    In the process of conducting research to back up my Conscientious Objector Obligation, I stumbled across and several other austrian and anarcho-capitalist websites. I was amazed to find that the logical filter I had started to run all my thoughts through over the last few months had brought me to the EXACT same conclusion as so many other people. I wasn’t merely in general agreement with these people, we saying virtually the exact same things in every aspect of our worldview, right down to the terms and thought processes we were using. As hard as it was to purge myself of lingering statist sentiment, things were starting to click and make sense in my head.

    By January 2010, I was a full-blown anarcho-capitalist/agorist/voluntaryist. Being a devout Christian, this has led to some interesting confrontations with family and friends, who are often DISGUSTED to find that I consider myself an anarchist. I’ve even come to half-jokingly talk about “coming out as an anarchist.” There’s been some rough spots as I purged myself of so many of my old beliefs, but the last year or so has only reinforced my anarchic worldview. In fact, many of the beliefs that I held dearest have only been further solidified in my conscience upon seeing just how well they old up to the logical examinations of anarchist thoughts. Going back and reading the teachings of Jesus without the taint of staunch conservative preaching ringing in my ears has been truly enlightening.

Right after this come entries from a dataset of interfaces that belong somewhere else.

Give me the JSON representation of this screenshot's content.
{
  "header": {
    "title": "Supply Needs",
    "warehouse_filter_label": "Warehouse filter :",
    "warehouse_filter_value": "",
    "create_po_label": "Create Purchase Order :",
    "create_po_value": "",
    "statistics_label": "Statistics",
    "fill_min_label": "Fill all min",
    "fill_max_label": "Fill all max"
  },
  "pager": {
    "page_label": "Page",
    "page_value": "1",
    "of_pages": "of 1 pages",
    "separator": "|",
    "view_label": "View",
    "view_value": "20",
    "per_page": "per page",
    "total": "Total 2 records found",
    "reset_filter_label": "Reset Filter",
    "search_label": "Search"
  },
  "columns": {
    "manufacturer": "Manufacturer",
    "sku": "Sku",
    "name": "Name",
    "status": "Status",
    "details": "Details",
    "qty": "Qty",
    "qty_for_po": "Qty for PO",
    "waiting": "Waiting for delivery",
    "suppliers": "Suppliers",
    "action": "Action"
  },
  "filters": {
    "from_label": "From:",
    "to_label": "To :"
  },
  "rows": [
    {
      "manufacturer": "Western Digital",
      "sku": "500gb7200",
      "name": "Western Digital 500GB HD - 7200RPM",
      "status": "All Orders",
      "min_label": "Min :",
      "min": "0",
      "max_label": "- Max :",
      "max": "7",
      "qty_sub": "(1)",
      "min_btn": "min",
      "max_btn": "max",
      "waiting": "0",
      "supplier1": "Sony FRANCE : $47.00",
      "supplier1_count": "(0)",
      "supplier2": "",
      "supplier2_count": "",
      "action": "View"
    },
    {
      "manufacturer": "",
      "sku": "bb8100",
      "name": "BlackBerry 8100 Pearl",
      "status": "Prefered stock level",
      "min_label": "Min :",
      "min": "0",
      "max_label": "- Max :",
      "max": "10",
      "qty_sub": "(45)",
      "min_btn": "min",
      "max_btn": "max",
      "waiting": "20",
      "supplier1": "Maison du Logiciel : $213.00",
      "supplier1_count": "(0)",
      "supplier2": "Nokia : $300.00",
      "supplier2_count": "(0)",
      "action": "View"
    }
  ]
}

    I finally received my discharge in December 2010, and am back in southern Oregon working as a roofer and working in my spare time on film making, which is my true passion. It is down-right exhilarating at times to realize that I am back out in the civilian world fighting for something that I REALLY believe in, and I hope that my film making will one day attain me a platform from which to teach these things to people.

  14. Doug CarkuffNo Gravatar says:

    Do you remember those old religious movies with people like Charleton Heston – I’m thinking of the story of Moses particularly. You know the way that the people go berzerk when Moses leaves and goes up on the mountain top – rapin’, pillagin’, idol worshipin’, cats and dogs sleeping together and so on? That represents the view of humanity shared by many folks. That without some overriding moral authority, be it government or religion or something else, ordinary people can not be trusted not to turn into barbaric maniacs. It is this view, a false one, that sits at the heart of people’s fear of anarchy. In fact, it is authority which grants people license to butcher and exploit others because it removes personal responsibility. All the horrors perpetrated on humanity have been committed under the color of authority/government of one sort or another.